═══ Supplied material

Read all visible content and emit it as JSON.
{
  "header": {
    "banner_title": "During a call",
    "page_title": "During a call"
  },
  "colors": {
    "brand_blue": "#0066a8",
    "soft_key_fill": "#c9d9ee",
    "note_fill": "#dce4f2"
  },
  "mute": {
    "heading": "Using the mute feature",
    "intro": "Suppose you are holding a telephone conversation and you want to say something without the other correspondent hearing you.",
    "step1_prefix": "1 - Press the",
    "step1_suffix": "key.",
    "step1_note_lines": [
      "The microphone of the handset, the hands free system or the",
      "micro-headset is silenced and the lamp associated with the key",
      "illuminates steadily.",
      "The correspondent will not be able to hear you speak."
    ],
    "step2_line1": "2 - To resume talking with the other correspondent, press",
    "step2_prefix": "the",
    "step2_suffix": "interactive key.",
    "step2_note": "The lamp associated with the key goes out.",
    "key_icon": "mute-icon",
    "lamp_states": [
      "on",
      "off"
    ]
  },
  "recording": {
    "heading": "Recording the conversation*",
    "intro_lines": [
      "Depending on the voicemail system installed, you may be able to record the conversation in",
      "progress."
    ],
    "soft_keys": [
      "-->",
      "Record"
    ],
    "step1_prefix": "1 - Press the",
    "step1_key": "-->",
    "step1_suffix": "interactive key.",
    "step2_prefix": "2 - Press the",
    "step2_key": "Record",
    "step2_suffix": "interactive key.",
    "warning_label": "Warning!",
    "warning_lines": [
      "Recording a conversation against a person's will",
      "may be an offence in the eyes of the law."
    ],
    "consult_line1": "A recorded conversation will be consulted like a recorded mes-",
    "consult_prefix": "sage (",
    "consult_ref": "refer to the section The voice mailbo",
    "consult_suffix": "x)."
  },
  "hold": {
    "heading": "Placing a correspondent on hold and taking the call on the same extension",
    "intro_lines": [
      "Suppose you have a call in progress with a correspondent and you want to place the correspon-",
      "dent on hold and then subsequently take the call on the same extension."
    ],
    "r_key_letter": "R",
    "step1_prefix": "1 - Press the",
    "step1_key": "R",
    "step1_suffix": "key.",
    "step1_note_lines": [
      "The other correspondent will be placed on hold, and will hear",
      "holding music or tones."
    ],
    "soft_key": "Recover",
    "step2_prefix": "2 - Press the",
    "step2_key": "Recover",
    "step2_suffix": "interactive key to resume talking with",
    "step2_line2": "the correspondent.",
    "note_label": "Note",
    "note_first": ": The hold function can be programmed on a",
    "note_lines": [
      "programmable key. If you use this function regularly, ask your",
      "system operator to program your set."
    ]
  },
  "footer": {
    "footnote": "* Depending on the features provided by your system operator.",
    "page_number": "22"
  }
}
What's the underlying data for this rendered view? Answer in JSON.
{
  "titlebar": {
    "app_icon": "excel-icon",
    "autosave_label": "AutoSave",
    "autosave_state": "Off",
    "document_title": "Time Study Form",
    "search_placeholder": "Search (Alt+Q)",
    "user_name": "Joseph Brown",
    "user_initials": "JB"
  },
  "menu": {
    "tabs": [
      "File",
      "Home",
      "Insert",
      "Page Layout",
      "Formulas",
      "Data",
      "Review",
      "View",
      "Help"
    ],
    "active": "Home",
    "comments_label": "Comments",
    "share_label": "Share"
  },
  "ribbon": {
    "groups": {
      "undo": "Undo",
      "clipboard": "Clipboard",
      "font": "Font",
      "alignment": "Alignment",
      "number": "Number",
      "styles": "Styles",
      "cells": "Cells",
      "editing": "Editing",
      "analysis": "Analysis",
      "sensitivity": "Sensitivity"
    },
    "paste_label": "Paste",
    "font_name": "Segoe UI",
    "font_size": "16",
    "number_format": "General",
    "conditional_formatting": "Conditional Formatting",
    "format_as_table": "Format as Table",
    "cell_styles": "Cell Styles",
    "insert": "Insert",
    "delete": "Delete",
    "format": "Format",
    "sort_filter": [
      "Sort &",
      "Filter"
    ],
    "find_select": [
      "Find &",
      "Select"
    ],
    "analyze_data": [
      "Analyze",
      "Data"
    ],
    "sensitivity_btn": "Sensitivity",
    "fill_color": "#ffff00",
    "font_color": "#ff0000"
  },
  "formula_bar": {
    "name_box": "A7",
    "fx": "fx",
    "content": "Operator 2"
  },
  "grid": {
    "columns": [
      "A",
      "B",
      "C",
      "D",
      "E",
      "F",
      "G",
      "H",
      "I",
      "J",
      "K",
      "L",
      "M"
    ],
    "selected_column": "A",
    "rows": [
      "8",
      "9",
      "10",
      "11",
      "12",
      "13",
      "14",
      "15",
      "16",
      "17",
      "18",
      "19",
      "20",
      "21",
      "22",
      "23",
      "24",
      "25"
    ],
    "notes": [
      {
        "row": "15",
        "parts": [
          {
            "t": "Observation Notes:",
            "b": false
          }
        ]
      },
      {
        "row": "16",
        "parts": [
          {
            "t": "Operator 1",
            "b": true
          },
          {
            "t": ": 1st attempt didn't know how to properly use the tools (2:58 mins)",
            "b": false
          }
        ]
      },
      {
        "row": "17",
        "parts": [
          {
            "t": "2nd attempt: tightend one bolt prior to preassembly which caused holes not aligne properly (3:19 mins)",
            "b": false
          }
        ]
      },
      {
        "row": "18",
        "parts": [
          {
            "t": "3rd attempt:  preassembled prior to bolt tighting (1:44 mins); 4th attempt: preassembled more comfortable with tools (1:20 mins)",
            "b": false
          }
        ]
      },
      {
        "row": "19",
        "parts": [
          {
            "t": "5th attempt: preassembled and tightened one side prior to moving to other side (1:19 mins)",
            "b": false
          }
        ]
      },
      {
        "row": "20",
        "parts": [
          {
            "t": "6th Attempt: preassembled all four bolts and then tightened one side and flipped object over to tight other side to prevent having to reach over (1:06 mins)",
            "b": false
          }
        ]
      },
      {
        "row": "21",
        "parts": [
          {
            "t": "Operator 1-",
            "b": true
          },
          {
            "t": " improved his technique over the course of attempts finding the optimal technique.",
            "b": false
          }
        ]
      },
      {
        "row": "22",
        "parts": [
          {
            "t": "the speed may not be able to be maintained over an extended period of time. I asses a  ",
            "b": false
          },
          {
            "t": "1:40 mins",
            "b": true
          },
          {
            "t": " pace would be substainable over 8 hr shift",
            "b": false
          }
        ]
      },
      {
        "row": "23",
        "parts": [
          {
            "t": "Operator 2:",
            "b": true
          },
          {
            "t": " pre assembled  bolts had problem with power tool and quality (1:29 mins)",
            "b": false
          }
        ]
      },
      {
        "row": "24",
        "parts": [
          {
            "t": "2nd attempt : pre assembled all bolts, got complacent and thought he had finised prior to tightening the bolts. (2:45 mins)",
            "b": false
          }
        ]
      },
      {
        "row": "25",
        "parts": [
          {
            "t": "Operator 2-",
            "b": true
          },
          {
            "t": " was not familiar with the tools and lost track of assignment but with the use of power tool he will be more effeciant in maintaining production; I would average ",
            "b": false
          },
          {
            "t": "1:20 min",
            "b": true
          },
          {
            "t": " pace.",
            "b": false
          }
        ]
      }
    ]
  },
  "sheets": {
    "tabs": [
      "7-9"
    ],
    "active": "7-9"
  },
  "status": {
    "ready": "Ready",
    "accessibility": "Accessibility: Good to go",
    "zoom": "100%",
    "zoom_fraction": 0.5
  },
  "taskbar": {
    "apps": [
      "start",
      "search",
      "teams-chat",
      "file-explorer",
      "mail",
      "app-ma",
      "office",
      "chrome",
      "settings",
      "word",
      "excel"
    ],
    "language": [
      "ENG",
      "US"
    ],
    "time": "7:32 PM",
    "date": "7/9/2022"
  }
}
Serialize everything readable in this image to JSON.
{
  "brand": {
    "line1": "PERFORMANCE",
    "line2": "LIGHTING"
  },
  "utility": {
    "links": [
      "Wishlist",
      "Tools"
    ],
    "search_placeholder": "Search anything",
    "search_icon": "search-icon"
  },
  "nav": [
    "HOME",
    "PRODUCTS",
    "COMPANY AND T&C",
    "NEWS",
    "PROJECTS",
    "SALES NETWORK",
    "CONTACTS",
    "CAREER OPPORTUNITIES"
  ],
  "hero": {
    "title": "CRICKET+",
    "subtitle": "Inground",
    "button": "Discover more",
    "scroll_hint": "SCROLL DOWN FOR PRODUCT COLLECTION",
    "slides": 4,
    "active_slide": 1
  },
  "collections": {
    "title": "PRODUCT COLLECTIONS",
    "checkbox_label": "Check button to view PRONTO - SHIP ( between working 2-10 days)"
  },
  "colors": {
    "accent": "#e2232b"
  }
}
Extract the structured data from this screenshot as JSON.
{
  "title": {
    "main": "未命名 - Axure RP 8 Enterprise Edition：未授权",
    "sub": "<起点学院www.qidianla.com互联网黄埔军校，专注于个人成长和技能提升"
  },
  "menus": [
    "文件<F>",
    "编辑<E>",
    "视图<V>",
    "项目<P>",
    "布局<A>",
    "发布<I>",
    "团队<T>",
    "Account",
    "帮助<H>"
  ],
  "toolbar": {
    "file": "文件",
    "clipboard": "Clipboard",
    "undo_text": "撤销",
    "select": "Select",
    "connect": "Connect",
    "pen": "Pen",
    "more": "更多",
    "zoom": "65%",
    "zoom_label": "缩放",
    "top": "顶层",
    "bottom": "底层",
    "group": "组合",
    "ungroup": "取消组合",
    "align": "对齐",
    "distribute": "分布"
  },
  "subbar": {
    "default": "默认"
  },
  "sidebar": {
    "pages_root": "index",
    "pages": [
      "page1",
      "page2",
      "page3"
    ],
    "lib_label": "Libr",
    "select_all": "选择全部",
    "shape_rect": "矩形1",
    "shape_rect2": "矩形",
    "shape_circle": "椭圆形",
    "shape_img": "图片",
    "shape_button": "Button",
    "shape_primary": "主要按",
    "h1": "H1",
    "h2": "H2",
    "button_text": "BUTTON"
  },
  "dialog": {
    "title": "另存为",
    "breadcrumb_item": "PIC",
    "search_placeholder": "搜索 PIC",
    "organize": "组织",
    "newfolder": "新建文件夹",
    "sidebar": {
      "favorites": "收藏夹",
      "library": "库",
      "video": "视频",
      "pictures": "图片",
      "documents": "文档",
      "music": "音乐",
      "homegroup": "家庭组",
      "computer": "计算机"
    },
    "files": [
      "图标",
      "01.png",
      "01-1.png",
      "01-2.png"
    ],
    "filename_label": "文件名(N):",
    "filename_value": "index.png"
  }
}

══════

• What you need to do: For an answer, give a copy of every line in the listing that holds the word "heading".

• Solution to this exercise:
    "heading": "Using the mute feature",
    "heading": "Recording the conversation*",
    "heading": "Placing a correspondent on hold and taking the call on the same extension",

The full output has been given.